I believe that this description is true for perhaps all religious faiths and even many, many intellectual movements. The original source (you could call it revelation) often holds and encourages much individual creativity, and in fact, strives to nurture our freedom and spirituality.
Yet, over time as faiths and movements grow and develop, it is easy for them to become more rigid and controlled. That initial entrance of the divine into our world and the wonder and awe it can draw from us, can very easily be bottled up and tamed.
One of the things I love about the Talmud (please realize that I am not Jewish, but simply have a deep affection for the tradition as I read it) is that it seems to do its best to not bottle up God's revelation, but instead to strive to find Hashem in places and situations, one would never normally look.
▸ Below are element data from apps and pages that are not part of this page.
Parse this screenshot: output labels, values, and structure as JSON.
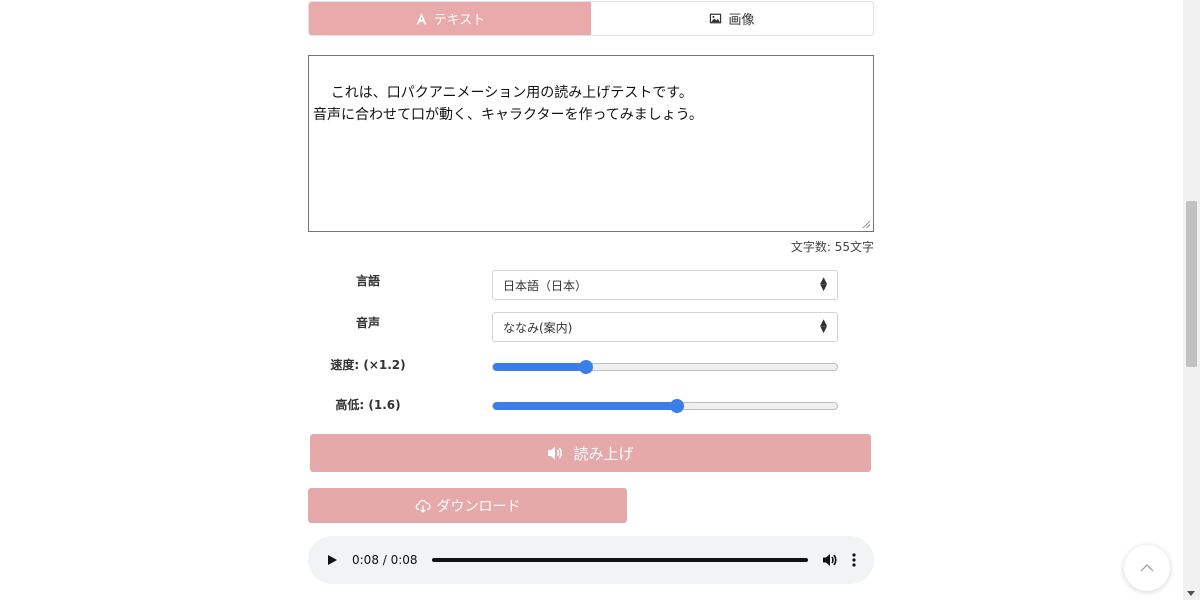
{
  "tabs": [
    {
      "label": "テキスト",
      "icon": "font-icon",
      "active": true
    },
    {
      "label": "画像",
      "icon": "image-icon",
      "active": false
    }
  ],
  "textarea": {
    "value": "これは、口パクアニメーション用の読み上げテストです。\n音声に合わせて口が動く、キャラクターを作ってみましょう。"
  },
  "char_count": "文字数: 55文字",
  "form": {
    "language": {
      "label": "言語",
      "value": "日本語（日本）"
    },
    "voice": {
      "label": "音声",
      "value": "ななみ(案内)"
    },
    "speed": {
      "label": "速度: (×1.2)",
      "fraction": 0.27
    },
    "pitch": {
      "label": "高低: (1.6)",
      "fraction": 0.535
    }
  },
  "buttons": {
    "read_label": "読み上げ",
    "download_label": "ダウンロード"
  },
  "audio": {
    "time": "0:08 / 0:08",
    "progress": 1.0
  },
  "colors": {
    "accent": "#e5a9a9",
    "slider": "#3b7de9"
  }
}
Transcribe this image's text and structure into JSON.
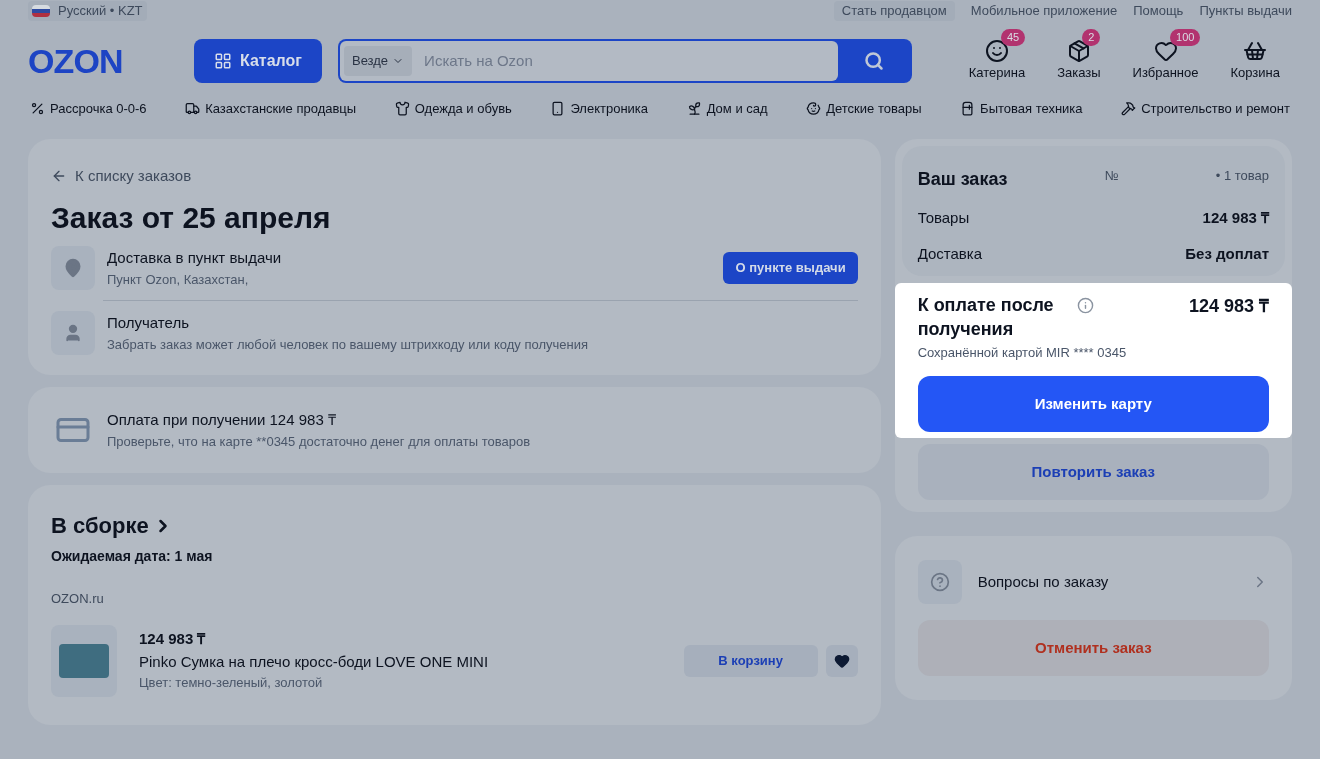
{
  "top_bar": {
    "locale": "Русский • KZT",
    "links": [
      "Стать продавцом",
      "Мобильное приложение",
      "Помощь",
      "Пункты выдачи"
    ]
  },
  "header": {
    "logo": "OZON",
    "catalog_button": "Каталог",
    "search": {
      "scope": "Везде",
      "placeholder": "Искать на Ozon"
    },
    "actions": [
      {
        "kind": "profile",
        "label": "Катерина",
        "badge": "45"
      },
      {
        "kind": "orders",
        "label": "Заказы",
        "badge": "2"
      },
      {
        "kind": "favorites",
        "label": "Избранное",
        "badge": "100"
      },
      {
        "kind": "cart",
        "label": "Корзина"
      }
    ]
  },
  "categories": [
    {
      "kind": "installment",
      "label": "Рассрочка 0-0-6"
    },
    {
      "kind": "truck",
      "label": "Казахстанские продавцы"
    },
    {
      "kind": "clothes",
      "label": "Одежда и обувь"
    },
    {
      "kind": "phone",
      "label": "Электроника"
    },
    {
      "kind": "plant",
      "label": "Дом и сад"
    },
    {
      "kind": "baby",
      "label": "Детские товары"
    },
    {
      "kind": "appliance",
      "label": "Бытовая техника"
    },
    {
      "kind": "tools",
      "label": "Строительство и ремонт"
    }
  ],
  "order": {
    "back_link": "К списку заказов",
    "title": "Заказ от 25 апреля",
    "delivery": {
      "title": "Доставка в пункт выдачи",
      "subtitle": "Пункт Ozon, Казахстан,",
      "button": "О пункте выдачи"
    },
    "recipient": {
      "title": "Получатель",
      "subtitle": "Забрать заказ может любой человек по вашему штрихкоду или коду получения"
    }
  },
  "payment": {
    "title": "Оплата при получении 124 983 ₸",
    "subtitle": "Проверьте, что на карте **0345 достаточно денег для оплаты товаров"
  },
  "shipment": {
    "status": "В сборке",
    "expected": "Ожидаемая дата: 1 мая",
    "seller": "OZON.ru",
    "item": {
      "price": "124 983 ₸",
      "name": "Pinko Сумка на плечо кросс-боди LOVE ONE MINI",
      "variant": "Цвет: темно-зеленый, золотой",
      "cart_button": "В корзину",
      "favorite": true
    }
  },
  "summary": {
    "title": "Ваш заказ",
    "number_label": "№",
    "count": "• 1 товар",
    "rows": [
      {
        "label": "Товары",
        "value": "124 983 ₸"
      },
      {
        "label": "Доставка",
        "value": "Без доплат"
      }
    ],
    "pay": {
      "highlighted": true,
      "title": "К оплате после получения",
      "amount": "124 983 ₸",
      "card": "Сохранённой картой MIR **** 0345",
      "change_button": "Изменить карту"
    },
    "repeat_button": "Повторить заказ"
  },
  "help": {
    "question": "Вопросы по заказу",
    "cancel": "Отменить заказ"
  }
}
And by keeping the dissenting opinions alive within it, the Talmud does much to allow the Divine to continue to reveal Herself through our study and exploration.
The late Rabbi Walter Wurzburger from an article in Tradition magazine volume 3.1 from 1960 adds these lovely lines about the Talmudic tradition:
Halakhic questions call for a creative approach; they can not be answered by some electronic calculator which grinds out its answers the way an electrical brain finds the solution to a complex differential equation. It is precisely this creative aspect of the halakhic process that led the sages to the remarkable statement "both these and these are the words of the living God," that at times even conflicting halakhic opinions represent, in the final analysis, legitimate elucidations of the word of God.
The Torah "is not in Heaven"; it must be interpreted by the proper authorities [perhaps by each individual] of each generation.
When, according to the Aggadah, Rabbi Akiba found in the Torah meanings that had eluded Moses, he was not creating a new Torah. What he did was something altogether different. Reading the Torah in the light of the conditions of an entirely different age, he discovered chidushei Torah, new meanings of the Torah. Yet, in spite of their manifest novelty, there were implicitly contained in the Torah as received by Moses on Mount Sinai.
To employ the well know rabbinic simile, just as different sparks are emitted when a hammer breaks a rock into pieces, so does the word of God yields numerous meanings. And it is the function of the Halakhah scholar, employing creative halakhic processes, to unravel the specific meaning which the timeless message of Sinai holds for his own time.
Rabbi Wurzburger alludes to a number of very famous Talmudic stories that I will try to share in the next few days. His words also remind me of the stories I have heard and read about Rabbi Joseph Soloveitchik, who was one of the leading Orthodox thinkers and leaders of the 20th century.
There are innumerable stories about him that often have him present in very different lights (sometimes from the Right, sometimes from the Left and even the Center). But one thing seems clear -- he rarely decided specific individual halakhic or legal questions for people. If you came to him with a question, he would encourage you to read the texts yourself and come up with a decision. He did not want to make the decision for the person. This perspective seems to fit perfectly with his lifelong desire to encourage creativity in his students.
And it is this creativity that is so important for an individual, for a community and for an entire faith to keep alive.